## What you have to do
Omit every picture and output the rest of the records exactly as they are.

## Extracted material

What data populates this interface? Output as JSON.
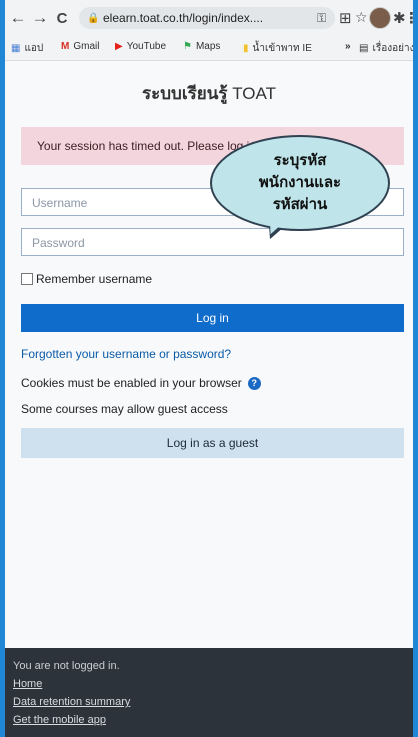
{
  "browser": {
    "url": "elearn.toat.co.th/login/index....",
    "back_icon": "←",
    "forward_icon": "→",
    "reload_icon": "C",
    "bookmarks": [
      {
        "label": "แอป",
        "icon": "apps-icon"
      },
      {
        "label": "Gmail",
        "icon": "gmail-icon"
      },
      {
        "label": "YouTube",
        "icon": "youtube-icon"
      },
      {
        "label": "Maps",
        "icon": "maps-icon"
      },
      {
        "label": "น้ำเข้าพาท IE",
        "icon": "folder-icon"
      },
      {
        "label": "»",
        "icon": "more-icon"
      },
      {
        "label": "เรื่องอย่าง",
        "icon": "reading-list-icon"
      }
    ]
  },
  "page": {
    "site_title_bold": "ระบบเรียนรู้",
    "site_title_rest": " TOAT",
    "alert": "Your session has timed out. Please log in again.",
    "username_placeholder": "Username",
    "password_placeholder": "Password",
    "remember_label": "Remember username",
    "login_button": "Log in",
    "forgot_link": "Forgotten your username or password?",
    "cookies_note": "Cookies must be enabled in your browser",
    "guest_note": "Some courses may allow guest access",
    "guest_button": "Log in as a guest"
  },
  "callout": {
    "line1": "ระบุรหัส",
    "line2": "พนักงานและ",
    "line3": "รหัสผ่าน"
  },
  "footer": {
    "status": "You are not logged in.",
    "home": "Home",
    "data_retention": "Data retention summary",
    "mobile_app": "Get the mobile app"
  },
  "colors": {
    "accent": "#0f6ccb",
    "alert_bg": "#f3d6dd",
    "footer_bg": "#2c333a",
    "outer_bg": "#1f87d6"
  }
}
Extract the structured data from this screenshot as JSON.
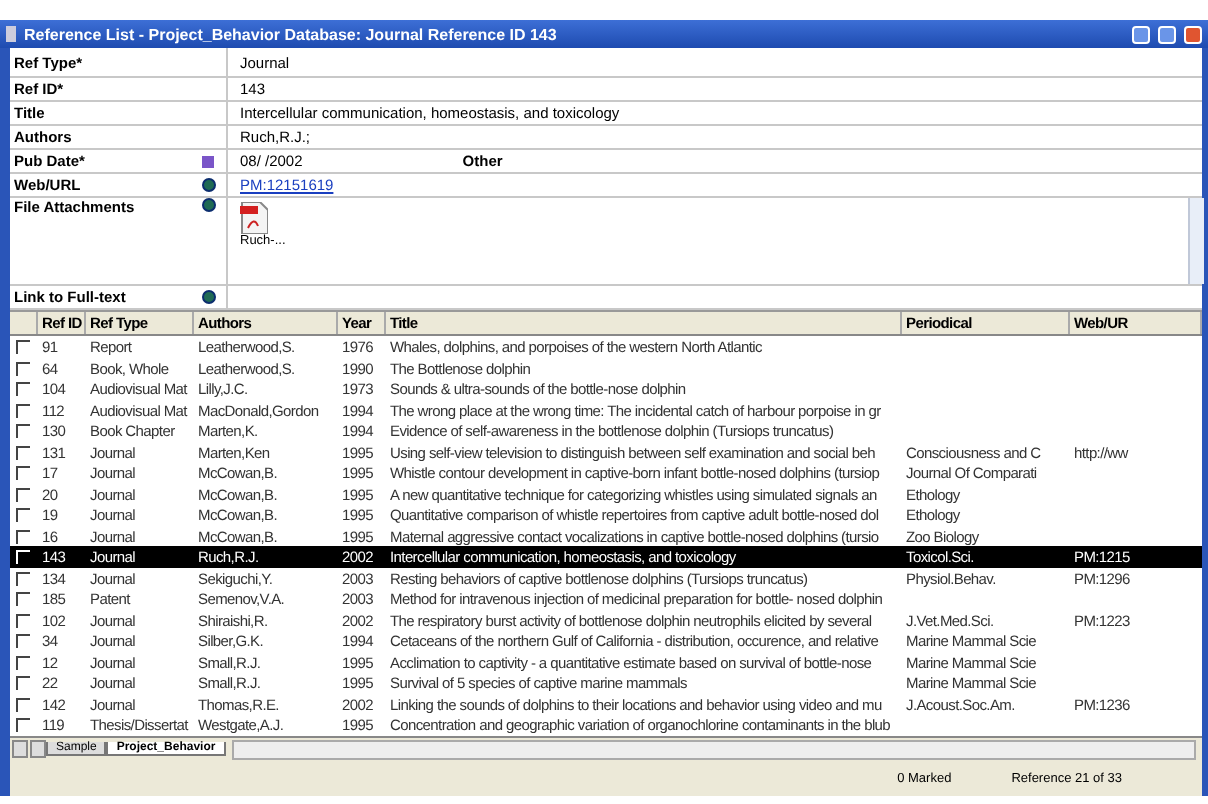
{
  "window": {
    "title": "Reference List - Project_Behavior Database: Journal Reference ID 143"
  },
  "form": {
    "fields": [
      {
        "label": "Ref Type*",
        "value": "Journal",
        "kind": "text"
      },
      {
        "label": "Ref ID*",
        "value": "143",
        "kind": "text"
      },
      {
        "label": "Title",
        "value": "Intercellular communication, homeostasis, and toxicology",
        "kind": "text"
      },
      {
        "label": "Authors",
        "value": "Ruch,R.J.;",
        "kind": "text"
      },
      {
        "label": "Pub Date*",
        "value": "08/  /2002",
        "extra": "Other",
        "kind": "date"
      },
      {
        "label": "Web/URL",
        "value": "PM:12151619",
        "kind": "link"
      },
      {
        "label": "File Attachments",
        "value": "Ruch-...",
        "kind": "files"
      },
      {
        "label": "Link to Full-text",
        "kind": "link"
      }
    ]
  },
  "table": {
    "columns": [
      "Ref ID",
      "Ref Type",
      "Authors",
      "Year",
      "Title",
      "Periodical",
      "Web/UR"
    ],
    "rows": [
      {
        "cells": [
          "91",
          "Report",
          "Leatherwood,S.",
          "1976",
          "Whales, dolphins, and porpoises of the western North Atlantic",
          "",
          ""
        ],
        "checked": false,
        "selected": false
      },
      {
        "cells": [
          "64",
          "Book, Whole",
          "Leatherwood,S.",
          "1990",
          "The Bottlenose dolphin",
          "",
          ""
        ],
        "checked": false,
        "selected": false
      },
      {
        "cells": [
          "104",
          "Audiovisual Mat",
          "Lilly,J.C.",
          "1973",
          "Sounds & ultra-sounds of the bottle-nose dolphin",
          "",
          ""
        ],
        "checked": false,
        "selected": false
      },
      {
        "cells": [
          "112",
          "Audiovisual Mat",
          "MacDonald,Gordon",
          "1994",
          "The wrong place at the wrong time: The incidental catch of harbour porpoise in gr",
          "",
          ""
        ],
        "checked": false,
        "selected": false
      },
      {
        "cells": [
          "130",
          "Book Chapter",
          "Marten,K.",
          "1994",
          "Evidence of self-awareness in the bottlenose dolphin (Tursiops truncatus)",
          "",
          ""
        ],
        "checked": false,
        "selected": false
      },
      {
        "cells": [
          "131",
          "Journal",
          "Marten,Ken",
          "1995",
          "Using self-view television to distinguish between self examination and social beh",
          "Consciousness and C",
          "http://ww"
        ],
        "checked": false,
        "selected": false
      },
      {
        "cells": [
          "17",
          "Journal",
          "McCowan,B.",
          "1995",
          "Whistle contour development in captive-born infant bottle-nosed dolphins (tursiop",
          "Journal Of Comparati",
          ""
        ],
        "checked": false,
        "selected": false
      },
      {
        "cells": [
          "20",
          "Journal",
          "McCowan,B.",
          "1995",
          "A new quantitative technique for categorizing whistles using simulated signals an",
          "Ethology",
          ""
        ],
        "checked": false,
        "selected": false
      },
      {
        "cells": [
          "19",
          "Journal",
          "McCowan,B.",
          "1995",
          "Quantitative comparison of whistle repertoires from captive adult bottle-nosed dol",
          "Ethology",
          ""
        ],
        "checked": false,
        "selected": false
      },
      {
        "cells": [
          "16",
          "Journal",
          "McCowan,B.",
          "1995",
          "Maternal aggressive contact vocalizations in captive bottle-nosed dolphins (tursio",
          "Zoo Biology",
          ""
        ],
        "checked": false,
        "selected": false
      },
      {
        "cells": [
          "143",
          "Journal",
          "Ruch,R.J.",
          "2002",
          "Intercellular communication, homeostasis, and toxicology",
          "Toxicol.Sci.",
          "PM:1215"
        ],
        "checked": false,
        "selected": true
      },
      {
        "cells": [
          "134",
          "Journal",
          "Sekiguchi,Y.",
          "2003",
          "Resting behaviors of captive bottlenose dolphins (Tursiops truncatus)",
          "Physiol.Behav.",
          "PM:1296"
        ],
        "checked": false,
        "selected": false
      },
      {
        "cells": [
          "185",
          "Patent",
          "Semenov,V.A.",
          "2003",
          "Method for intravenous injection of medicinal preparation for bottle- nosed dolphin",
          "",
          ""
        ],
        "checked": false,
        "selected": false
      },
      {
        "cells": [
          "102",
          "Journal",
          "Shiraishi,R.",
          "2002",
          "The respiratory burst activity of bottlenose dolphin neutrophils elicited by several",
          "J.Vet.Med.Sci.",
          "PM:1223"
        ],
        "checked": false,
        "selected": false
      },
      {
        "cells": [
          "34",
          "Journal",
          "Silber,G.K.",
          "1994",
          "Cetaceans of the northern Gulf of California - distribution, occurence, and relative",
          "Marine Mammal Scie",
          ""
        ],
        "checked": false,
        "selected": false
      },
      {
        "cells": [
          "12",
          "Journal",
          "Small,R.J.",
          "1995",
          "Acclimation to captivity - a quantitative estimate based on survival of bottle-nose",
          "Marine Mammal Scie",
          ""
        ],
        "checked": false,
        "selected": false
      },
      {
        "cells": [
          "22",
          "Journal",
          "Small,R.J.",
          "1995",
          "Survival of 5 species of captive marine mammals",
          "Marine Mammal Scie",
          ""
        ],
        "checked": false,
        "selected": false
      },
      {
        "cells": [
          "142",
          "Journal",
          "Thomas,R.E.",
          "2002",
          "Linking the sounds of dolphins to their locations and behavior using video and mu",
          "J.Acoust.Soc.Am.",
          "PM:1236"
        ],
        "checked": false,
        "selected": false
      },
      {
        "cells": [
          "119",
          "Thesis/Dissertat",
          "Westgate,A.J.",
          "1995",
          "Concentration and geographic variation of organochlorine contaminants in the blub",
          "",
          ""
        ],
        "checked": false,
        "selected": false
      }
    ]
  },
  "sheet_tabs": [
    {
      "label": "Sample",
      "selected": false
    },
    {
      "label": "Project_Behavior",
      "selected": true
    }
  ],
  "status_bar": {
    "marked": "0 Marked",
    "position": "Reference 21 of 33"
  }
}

## Reply to the task
What data populates this interface? Output as JSON.
{
  "browser": {
    "url": "elearn.toat.co.th/login/index....",
    "back_icon": "←",
    "forward_icon": "→",
    "reload_icon": "C",
    "bookmarks": [
      {
        "label": "แอป",
        "icon": "apps-icon"
      },
      {
        "label": "Gmail",
        "icon": "gmail-icon"
      },
      {
        "label": "YouTube",
        "icon": "youtube-icon"
      },
      {
        "label": "Maps",
        "icon": "maps-icon"
      },
      {
        "label": "น้ำเข้าพาท IE",
        "icon": "folder-icon"
      },
      {
        "label": "»",
        "icon": "more-icon"
      },
      {
        "label": "เรื่องอย่าง",
        "icon": "reading-list-icon"
      }
    ]
  },
  "page": {
    "site_title_bold": "ระบบเรียนรู้",
    "site_title_rest": " TOAT",
    "alert": "Your session has timed out. Please log in again.",
    "username_placeholder": "Username",
    "password_placeholder": "Password",
    "remember_label": "Remember username",
    "login_button": "Log in",
    "forgot_link": "Forgotten your username or password?",
    "cookies_note": "Cookies must be enabled in your browser",
    "guest_note": "Some courses may allow guest access",
    "guest_button": "Log in as a guest"
  },
  "callout": {
    "line1": "ระบุรหัส",
    "line2": "พนักงานและ",
    "line3": "รหัสผ่าน"
  },
  "footer": {
    "status": "You are not logged in.",
    "home": "Home",
    "data_retention": "Data retention summary",
    "mobile_app": "Get the mobile app"
  },
  "colors": {
    "accent": "#0f6ccb",
    "alert_bg": "#f3d6dd",
    "footer_bg": "#2c333a",
    "outer_bg": "#1f87d6"
  }
}
Extract the structured data from this screenshot as JSON.
{
  "window": {
    "title": "Reference List - Project_Behavior Database: Journal Reference ID 143"
  },
  "form": {
    "fields": [
      {
        "label": "Ref Type*",
        "value": "Journal",
        "kind": "text"
      },
      {
        "label": "Ref ID*",
        "value": "143",
        "kind": "text"
      },
      {
        "label": "Title",
        "value": "Intercellular communication, homeostasis, and toxicology",
        "kind": "text"
      },
      {
        "label": "Authors",
        "value": "Ruch,R.J.;",
        "kind": "text"
      },
      {
        "label": "Pub Date*",
        "value": "08/  /2002",
        "extra": "Other",
        "kind": "date"
      },
      {
        "label": "Web/URL",
        "value": "PM:12151619",
        "kind": "link"
      },
      {
        "label": "File Attachments",
        "value": "Ruch-...",
        "kind": "files"
      },
      {
        "label": "Link to Full-text",
        "kind": "link"
      }
    ]
  },
  "table": {
    "columns": [
      "Ref ID",
      "Ref Type",
      "Authors",
      "Year",
      "Title",
      "Periodical",
      "Web/UR"
    ],
    "rows": [
      {
        "cells": [
          "91",
          "Report",
          "Leatherwood,S.",
          "1976",
          "Whales, dolphins, and porpoises of the western North Atlantic",
          "",
          ""
        ],
        "checked": false,
        "selected": false
      },
      {
        "cells": [
          "64",
          "Book, Whole",
          "Leatherwood,S.",
          "1990",
          "The Bottlenose dolphin",
          "",
          ""
        ],
        "checked": false,
        "selected": false
      },
      {
        "cells": [
          "104",
          "Audiovisual Mat",
          "Lilly,J.C.",
          "1973",
          "Sounds & ultra-sounds of the bottle-nose dolphin",
          "",
          ""
        ],
        "checked": false,
        "selected": false
      },
      {
        "cells": [
          "112",
          "Audiovisual Mat",
          "MacDonald,Gordon",
          "1994",
          "The wrong place at the wrong time: The incidental catch of harbour porpoise in gr",
          "",
          ""
        ],
        "checked": false,
        "selected": false
      },
      {
        "cells": [
          "130",
          "Book Chapter",
          "Marten,K.",
          "1994",
          "Evidence of self-awareness in the bottlenose dolphin (Tursiops truncatus)",
          "",
          ""
        ],
        "checked": false,
        "selected": false
      },
      {
        "cells": [
          "131",
          "Journal",
          "Marten,Ken",
          "1995",
          "Using self-view television to distinguish between self examination and social beh",
          "Consciousness and C",
          "http://ww"
        ],
        "checked": false,
        "selected": false
      },
      {
        "cells": [
          "17",
          "Journal",
          "McCowan,B.",
          "1995",
          "Whistle contour development in captive-born infant bottle-nosed dolphins (tursiop",
          "Journal Of Comparati",
          ""
        ],
        "checked": false,
        "selected": false
      },
      {
        "cells": [
          "20",
          "Journal",
          "McCowan,B.",
          "1995",
          "A new quantitative technique for categorizing whistles using simulated signals an",
          "Ethology",
          ""
        ],
        "checked": false,
        "selected": false
      },
      {
        "cells": [
          "19",
          "Journal",
          "McCowan,B.",
          "1995",
          "Quantitative comparison of whistle repertoires from captive adult bottle-nosed dol",
          "Ethology",
          ""
        ],
        "checked": false,
        "selected": false
      },
      {
        "cells": [
          "16",
          "Journal",
          "McCowan,B.",
          "1995",
          "Maternal aggressive contact vocalizations in captive bottle-nosed dolphins (tursio",
          "Zoo Biology",
          ""
        ],
        "checked": false,
        "selected": false
      },
      {
        "cells": [
          "143",
          "Journal",
          "Ruch,R.J.",
          "2002",
          "Intercellular communication, homeostasis, and toxicology",
          "Toxicol.Sci.",
          "PM:1215"
        ],
        "checked": false,
        "selected": true
      },
      {
        "cells": [
          "134",
          "Journal",
          "Sekiguchi,Y.",
          "2003",
          "Resting behaviors of captive bottlenose dolphins (Tursiops truncatus)",
          "Physiol.Behav.",
          "PM:1296"
        ],
        "checked": false,
        "selected": false
      },
      {
        "cells": [
          "185",
          "Patent",
          "Semenov,V.A.",
          "2003",
          "Method for intravenous injection of medicinal preparation for bottle- nosed dolphin",
          "",
          ""
        ],
        "checked": false,
        "selected": false
      },
      {
        "cells": [
          "102",
          "Journal",
          "Shiraishi,R.",
          "2002",
          "The respiratory burst activity of bottlenose dolphin neutrophils elicited by several",
          "J.Vet.Med.Sci.",
          "PM:1223"
        ],
        "checked": false,
        "selected": false
      },
      {
        "cells": [
          "34",
          "Journal",
          "Silber,G.K.",
          "1994",
          "Cetaceans of the northern Gulf of California - distribution, occurence, and relative",
          "Marine Mammal Scie",
          ""
        ],
        "checked": false,
        "selected": false
      },
      {
        "cells": [
          "12",
          "Journal",
          "Small,R.J.",
          "1995",
          "Acclimation to captivity - a quantitative estimate based on survival of bottle-nose",
          "Marine Mammal Scie",
          ""
        ],
        "checked": false,
        "selected": false
      },
      {
        "cells": [
          "22",
          "Journal",
          "Small,R.J.",
          "1995",
          "Survival of 5 species of captive marine mammals",
          "Marine Mammal Scie",
          ""
        ],
        "checked": false,
        "selected": false
      },
      {
        "cells": [
          "142",
          "Journal",
          "Thomas,R.E.",
          "2002",
          "Linking the sounds of dolphins to their locations and behavior using video and mu",
          "J.Acoust.Soc.Am.",
          "PM:1236"
        ],
        "checked": false,
        "selected": false
      },
      {
        "cells": [
          "119",
          "Thesis/Dissertat",
          "Westgate,A.J.",
          "1995",
          "Concentration and geographic variation of organochlorine contaminants in the blub",
          "",
          ""
        ],
        "checked": false,
        "selected": false
      }
    ]
  },
  "sheet_tabs": [
    {
      "label": "Sample",
      "selected": false
    },
    {
      "label": "Project_Behavior",
      "selected": true
    }
  ],
  "status_bar": {
    "marked": "0 Marked",
    "position": "Reference 21 of 33"
  }
}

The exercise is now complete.